1. So history has a direction after all and ‘human progress’ means something? The twentieth century rather left that 19th-century view bleeding in the street.

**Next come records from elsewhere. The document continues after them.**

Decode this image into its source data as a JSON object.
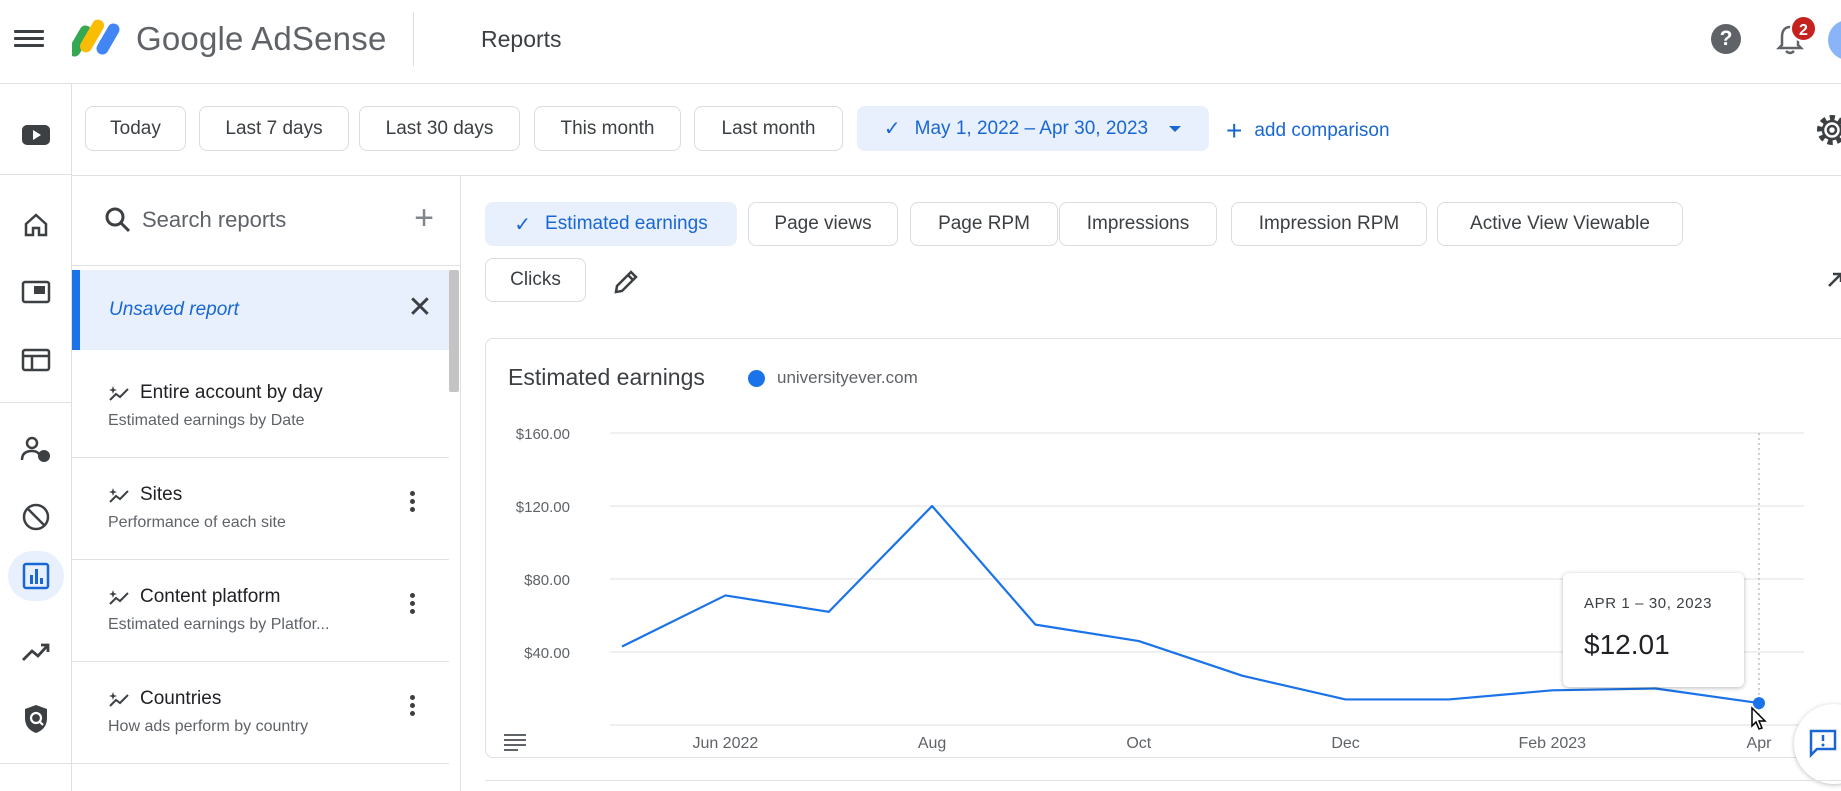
{
  "header": {
    "brand": "Google AdSense",
    "page_title": "Reports",
    "notification_count": "2"
  },
  "rail": {
    "items": [
      "youtube-icon",
      "home-icon",
      "ads-icon",
      "sites-icon",
      "privacy-icon",
      "blocking-icon",
      "reports-icon",
      "optimization-icon",
      "policy-icon"
    ],
    "active": "reports-icon"
  },
  "date_filters": {
    "options": [
      "Today",
      "Last 7 days",
      "Last 30 days",
      "This month",
      "Last month"
    ],
    "selected_range": "May 1, 2022 – Apr 30, 2023",
    "add_comparison": "add comparison"
  },
  "reports_panel": {
    "search_placeholder": "Search reports",
    "unsaved_report": "Unsaved report",
    "items": [
      {
        "title": "Entire account by day",
        "subtitle": "Estimated earnings by Date"
      },
      {
        "title": "Sites",
        "subtitle": "Performance of each site"
      },
      {
        "title": "Content platform",
        "subtitle": "Estimated earnings by Platfor..."
      },
      {
        "title": "Countries",
        "subtitle": "How ads perform by country"
      }
    ]
  },
  "metrics": {
    "items": [
      "Estimated earnings",
      "Page views",
      "Page RPM",
      "Impressions",
      "Impression RPM",
      "Active View Viewable",
      "Clicks"
    ],
    "selected": "Estimated earnings"
  },
  "chart_card": {
    "title": "Estimated earnings",
    "legend": "universityever.com",
    "series_color": "#1a73e8"
  },
  "tooltip": {
    "range": "APR 1 – 30, 2023",
    "value": "$12.01"
  },
  "chart_data": {
    "type": "line",
    "title": "Estimated earnings",
    "x": [
      "May 2022",
      "Jun 2022",
      "Jul 2022",
      "Aug 2022",
      "Sep 2022",
      "Oct 2022",
      "Nov 2022",
      "Dec 2022",
      "Jan 2023",
      "Feb 2023",
      "Mar 2023",
      "Apr 2023"
    ],
    "series": [
      {
        "name": "universityever.com",
        "values": [
          43,
          71,
          62,
          120,
          55,
          46,
          27,
          14,
          14,
          19,
          20,
          12.01
        ]
      }
    ],
    "x_tick_labels": [
      "Jun 2022",
      "Aug",
      "Oct",
      "Dec",
      "Feb 2023",
      "Apr"
    ],
    "y_tick_labels": [
      "$40.00",
      "$80.00",
      "$120.00",
      "$160.00"
    ],
    "ylim": [
      0,
      160
    ],
    "grid": true,
    "legend_position": "top-left"
  }
}
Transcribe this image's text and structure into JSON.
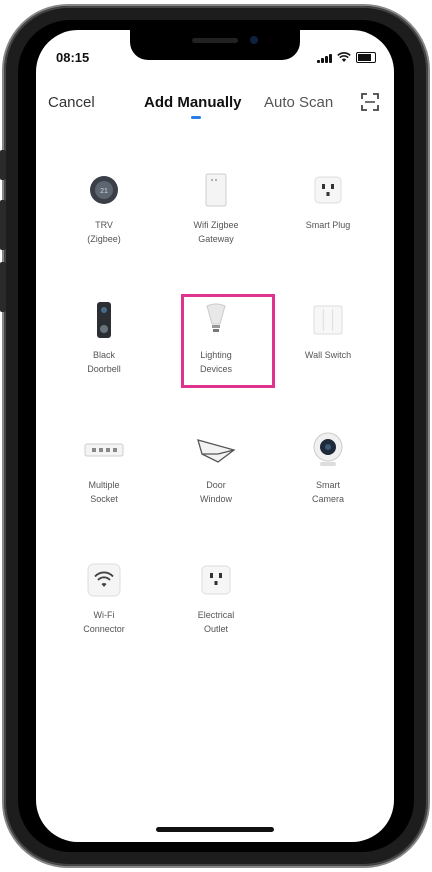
{
  "status": {
    "time": "08:15"
  },
  "nav": {
    "cancel": "Cancel",
    "add_manually": "Add Manually",
    "auto_scan": "Auto Scan"
  },
  "devices": [
    {
      "label1": "TRV",
      "label2": "(Zigbee)",
      "icon": "thermostat-icon"
    },
    {
      "label1": "Wifi Zigbee",
      "label2": "Gateway",
      "icon": "gateway-icon"
    },
    {
      "label1": "Smart Plug",
      "label2": "",
      "icon": "plug-icon"
    },
    {
      "label1": "Black",
      "label2": "Doorbell",
      "icon": "doorbell-icon"
    },
    {
      "label1": "Lighting",
      "label2": "Devices",
      "icon": "bulb-icon"
    },
    {
      "label1": "Wall Switch",
      "label2": "",
      "icon": "wall-switch-icon"
    },
    {
      "label1": "Multiple",
      "label2": "Socket",
      "icon": "power-strip-icon"
    },
    {
      "label1": "Door",
      "label2": "Window",
      "icon": "door-window-sensor-icon"
    },
    {
      "label1": "Smart",
      "label2": "Camera",
      "icon": "camera-icon"
    },
    {
      "label1": "Wi-Fi",
      "label2": "Connector",
      "icon": "wifi-icon"
    },
    {
      "label1": "Electrical",
      "label2": "Outlet",
      "icon": "outlet-icon"
    }
  ],
  "colors": {
    "highlight": "#e0338f",
    "accent": "#2b7de9"
  }
}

2.  Here is evidence-for me–though certainly not for the convinced non-Christian Steven Pinker–that Christ is King and ‘of the increase of his government and peace there will be no end.’ It is not the case that the world was going bad until Jesus came and fixed it. But it can surely be argued that here we have the ‘left hand of God’ and the ‘right hand of God’ working together. God guides human history generally into a more fruitful and less violent place; and at the epicentre, accelerating this trend and filling it out with revelation, is the life, death and resurrection of Christ and the peace-making activity of his people. I don’t think Prof Pinker would enjoy this conclusion (I would like to write another blog about his so-called humanism and measured disapproval of the Christian faith) but I find it a bit stunning– a large body of unsuspected social-science evidence that beautifully complements natural theology, not completely unlike the body of physical evidence that leads physicists to conclude the Universe began in a moment of creation at the Big Bang.

You gotta read the book.

 

 

 

Slow mission: ‘The time has come’

(From My Place in God’s World)

Jesus began his ministry on a beach.

Four words that changed everything: ‘the time has come.’

No moment was like that moment. It was like a plane at the beginning of the runway, or two armies gathered for battle, or a bride stepping into the aisle. It was the moment of silence; the indrawn breath; the kiss for luck before stepping onto the stage.

The long preparations are all done, Jesus was saying. Creation of the universe. Creation of the Earth. The shaping of homo sapiens after many earlier drafts. Abraham and his descendants meeting with God over two thousand years, a stormy relationship, wave after wave of revelation, judgement, return, of questions and answers and more questions.

Now the fulfilment has come, on the beach.

History is happening: feel it.